Just finished a terrific book, The Deceivers by John Masters. Set in India in 1825, it’s a kind of secret agent story, uncovering an underground society of “thugs”, a network of hundreds if not thousands of murderers who roamed the roads in India, preying on travelers, killing millions over the centuries. Masters is someone I had never heard of, but I’m on his second novel now, and his descriptions of Old India make excellent reading. What struck me in this novel is his portrayal of these killers as devotees of Kali, the goddess of Death and Destruction. Their rites and murders are firmly bound up in their religion: what they are doing is pleasing to Kali, they believe, and other Indians in the novel seem to accept that as a legitimate approach to finding meaning in life. Kali must have her way. We worship her by killing at will.

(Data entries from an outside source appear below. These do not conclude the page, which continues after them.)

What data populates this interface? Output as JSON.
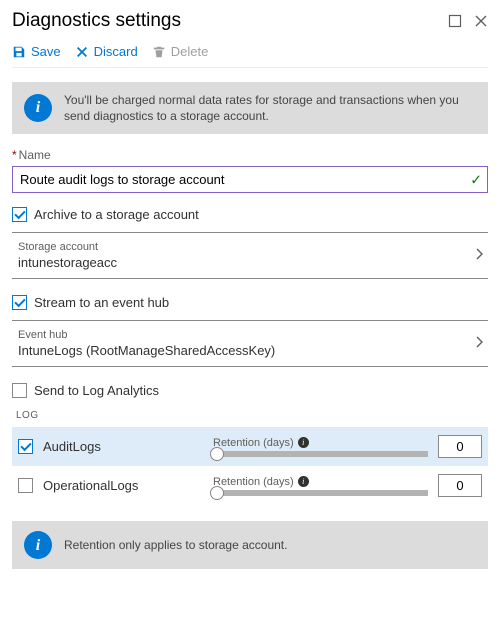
{
  "header": {
    "title": "Diagnostics settings"
  },
  "toolbar": {
    "save_label": "Save",
    "discard_label": "Discard",
    "delete_label": "Delete"
  },
  "info_top": "You'll be charged normal data rates for storage and transactions when you send diagnostics to a storage account.",
  "name_field": {
    "label": "Name",
    "value": "Route audit logs to storage account"
  },
  "archive": {
    "label": "Archive to a storage account",
    "checked": true
  },
  "storage_picker": {
    "label": "Storage account",
    "value": "intunestorageacc"
  },
  "stream": {
    "label": "Stream to an event hub",
    "checked": true
  },
  "eventhub_picker": {
    "label": "Event hub",
    "value": "IntuneLogs (RootManageSharedAccessKey)"
  },
  "log_analytics": {
    "label": "Send to Log Analytics",
    "checked": false
  },
  "log_section_label": "LOG",
  "retention_label": "Retention (days)",
  "logs": [
    {
      "name": "AuditLogs",
      "checked": true,
      "retention": "0",
      "selected": true
    },
    {
      "name": "OperationalLogs",
      "checked": false,
      "retention": "0",
      "selected": false
    }
  ],
  "info_bottom": "Retention only applies to storage account."
}
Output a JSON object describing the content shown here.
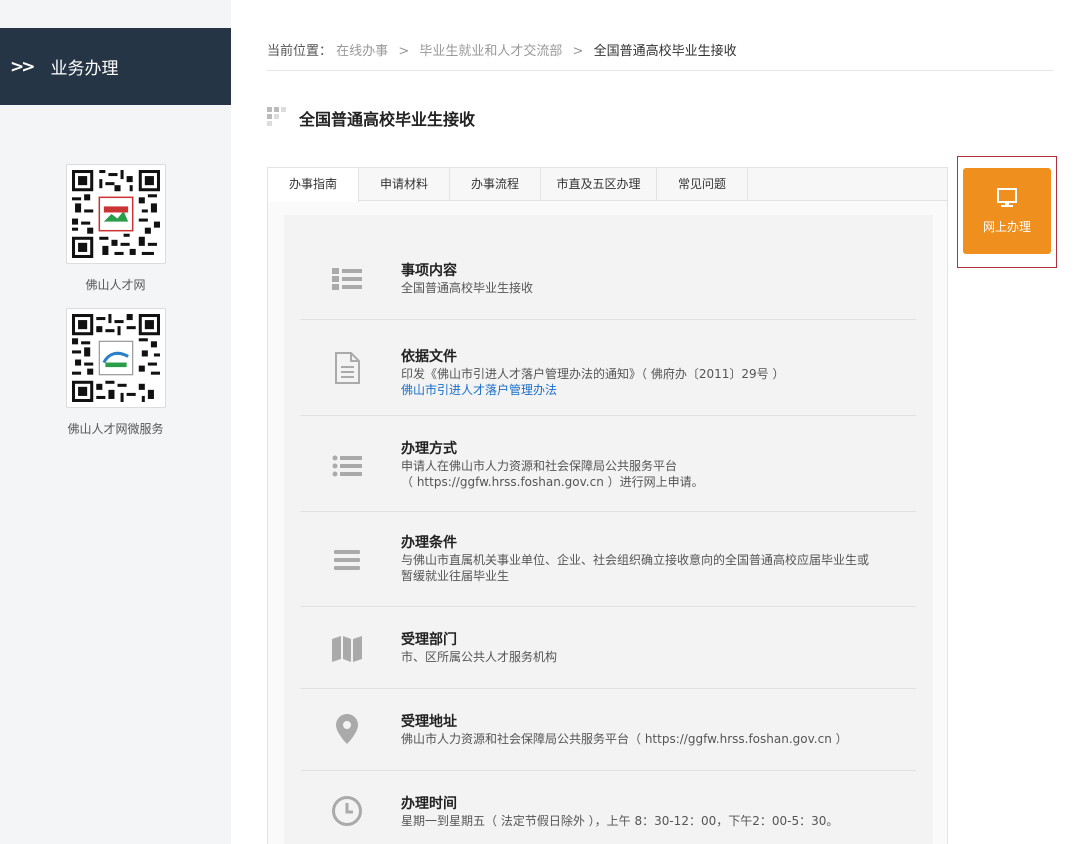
{
  "sidebar": {
    "title": "业务办理",
    "qr_codes": [
      {
        "label": "佛山人才网"
      },
      {
        "label": "佛山人才网微服务"
      }
    ]
  },
  "breadcrumb": {
    "prefix": "当前位置：",
    "items": [
      "在线办事",
      "毕业生就业和人才交流部"
    ],
    "current": "全国普通高校毕业生接收",
    "separator": ">"
  },
  "page": {
    "title": "全国普通高校毕业生接收"
  },
  "tabs": [
    {
      "label": "办事指南"
    },
    {
      "label": "申请材料"
    },
    {
      "label": "办事流程"
    },
    {
      "label": "市直及五区办理"
    },
    {
      "label": "常见问题"
    }
  ],
  "items": [
    {
      "icon": "list-icon",
      "title": "事项内容",
      "lines": [
        "全国普通高校毕业生接收"
      ]
    },
    {
      "icon": "document-icon",
      "title": "依据文件",
      "lines": [
        "印发《佛山市引进人才落户管理办法的通知》（ 佛府办〔2011〕29号 ）"
      ],
      "link": "佛山市引进人才落户管理办法"
    },
    {
      "icon": "bullet-list-icon",
      "title": "办理方式",
      "lines": [
        "申请人在佛山市人力资源和社会保障局公共服务平台",
        "（ https://ggfw.hrss.foshan.gov.cn ）进行网上申请。"
      ]
    },
    {
      "icon": "menu-icon",
      "title": "办理条件",
      "lines": [
        "与佛山市直属机关事业单位、企业、社会组织确立接收意向的全国普通高校应届毕业生或",
        "暂缓就业往届毕业生"
      ]
    },
    {
      "icon": "map-icon",
      "title": "受理部门",
      "lines": [
        "市、区所属公共人才服务机构"
      ]
    },
    {
      "icon": "location-pin-icon",
      "title": "受理地址",
      "lines": [
        "佛山市人力资源和社会保障局公共服务平台（ https://ggfw.hrss.foshan.gov.cn ）"
      ]
    },
    {
      "icon": "clock-icon",
      "title": "办理时间",
      "lines": [
        "星期一到星期五（ 法定节假日除外 ），上午 8：30-12：00，下午2：00-5：30。"
      ]
    }
  ],
  "online_button": {
    "label": "网上办理"
  },
  "colors": {
    "sidebar_header": "#263545",
    "accent_orange": "#ee8f1e",
    "link_blue": "#1a6fc9"
  }
}
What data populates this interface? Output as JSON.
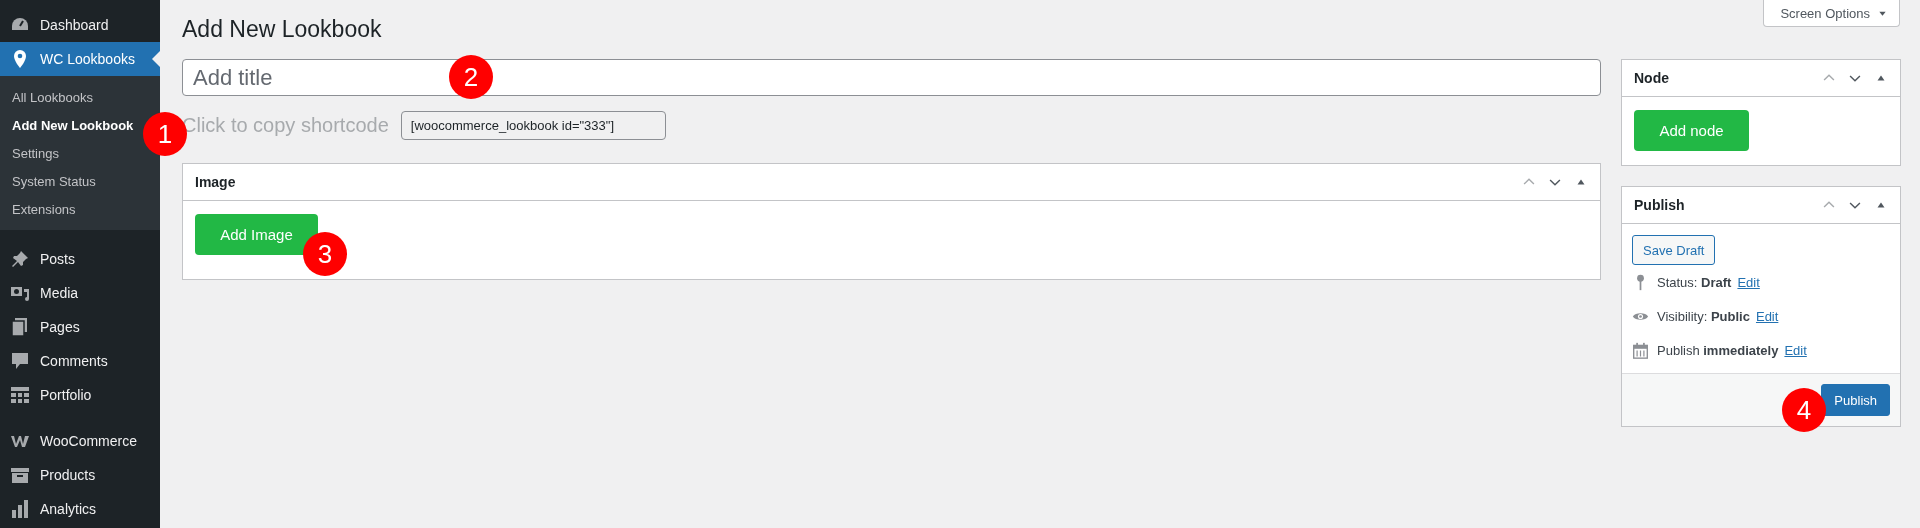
{
  "sidebar": {
    "groups": [
      {
        "items": [
          {
            "label": "Dashboard",
            "selected": false
          },
          {
            "label": "WC Lookbooks",
            "selected": true,
            "children": [
              {
                "label": "All Lookbooks",
                "selected": false
              },
              {
                "label": "Add New Lookbook",
                "selected": true
              },
              {
                "label": "Settings",
                "selected": false
              },
              {
                "label": "System Status",
                "selected": false
              },
              {
                "label": "Extensions",
                "selected": false
              }
            ]
          }
        ]
      },
      {
        "items": [
          {
            "label": "Posts",
            "selected": false
          },
          {
            "label": "Media",
            "selected": false
          },
          {
            "label": "Pages",
            "selected": false
          },
          {
            "label": "Comments",
            "selected": false
          },
          {
            "label": "Portfolio",
            "selected": false
          }
        ]
      },
      {
        "items": [
          {
            "label": "WooCommerce",
            "selected": false
          },
          {
            "label": "Products",
            "selected": false
          },
          {
            "label": "Analytics",
            "selected": false
          }
        ]
      }
    ]
  },
  "screen_options": {
    "label": "Screen Options"
  },
  "page_title": "Add New Lookbook",
  "title_field": {
    "placeholder": "Add title"
  },
  "shortcode": {
    "label": "Click to copy shortcode",
    "value": "[woocommerce_lookbook id=\"333\"]"
  },
  "image_box": {
    "title": "Image",
    "button": "Add Image"
  },
  "node_box": {
    "title": "Node",
    "button": "Add node"
  },
  "publish_box": {
    "title": "Publish",
    "save_draft": "Save Draft",
    "rows": [
      {
        "label": "Status:",
        "value": "Draft",
        "link": "Edit"
      },
      {
        "label": "Visibility:",
        "value": "Public",
        "link": "Edit"
      },
      {
        "label": "Publish",
        "value": "immediately",
        "link": "Edit"
      }
    ],
    "publish_button": "Publish"
  },
  "annotations": [
    {
      "label": "1"
    },
    {
      "label": "2"
    },
    {
      "label": "3"
    },
    {
      "label": "4"
    }
  ]
}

This week I also heard Ayaan Hirsi Ali, the Somali author who fled to the West, arguing against the doctrine of the radical jihadists who are wreaking havoc in Nigeria, Somalia, and the Middle East. She maintains that their reading of the Koran, which focuses so much on the afterlife, leads to a devaluing of life in the here and now, a blindness to the needs of the individual, and ultimately to dehumanization. She made the bold statement that any religion that focuses so much on the afterlife is a nihilistic cult of death. She has repeated this claim previously and it has drawn waves of criticism from all sides, even from atheists. But can there be any doubt that many of these jihadists are in the thrall of the Death Goddess? Christians were in the same mindset several centuries ago. If you look at the Christian art of the Middle Ages where the focus is so much on the bloody wounds of Christ or the torments of hell, what can we conclude but that there is a ghoulish pleasure in contemplating these scenes of torture? With that focus on blood, if we’re not careful, we can begin to “love the Goddess” as Masters puts it.
In Seven Sacraments for Everyone I talk about death as a sacrament, the idea that the arrival of death is part of life, and at that time, whether it is hours, days or years in coming, we become more human as we reach out to those around us for comfort, both from our sickbeds and as caregivers. Our spiritual lives become richer at those moments. Those who are dying need us, desperately. Compassion burns within us and we want to help.
Masters describes the antithesis of this. The gruesome, remorseless way in which innocent men, women, and children were cut down or strangled allows no other conclusion than that the thugs had slipped into the Dark Side. Instead of compassion, they sought to destroy in the name of religion. Hirsi Ali makes the same point about the radical jihadists. Let’s make it clear we’re not talking about all Muslims. But judging by the numbers of Muslim youths trying to get into Syria, anxious to become martyrs, it’s something to be taken seriously.
Of the many legends of Kali, the one that is needed most at this point is when Kali becomes drunk on the blood of her victims on the battlefield and is about to destroy the whole universe. To stop her, her husband, Shiva, falls at her feet. In her rage she doesn’t see him and, storming across the battlefield, she steps on his chest. She then sees him, is filled with remorse, and her anger dies. Even Kali can experience compassion, it would seem, once she opens her eyes. Where is the Shiva that will bring her to her senses?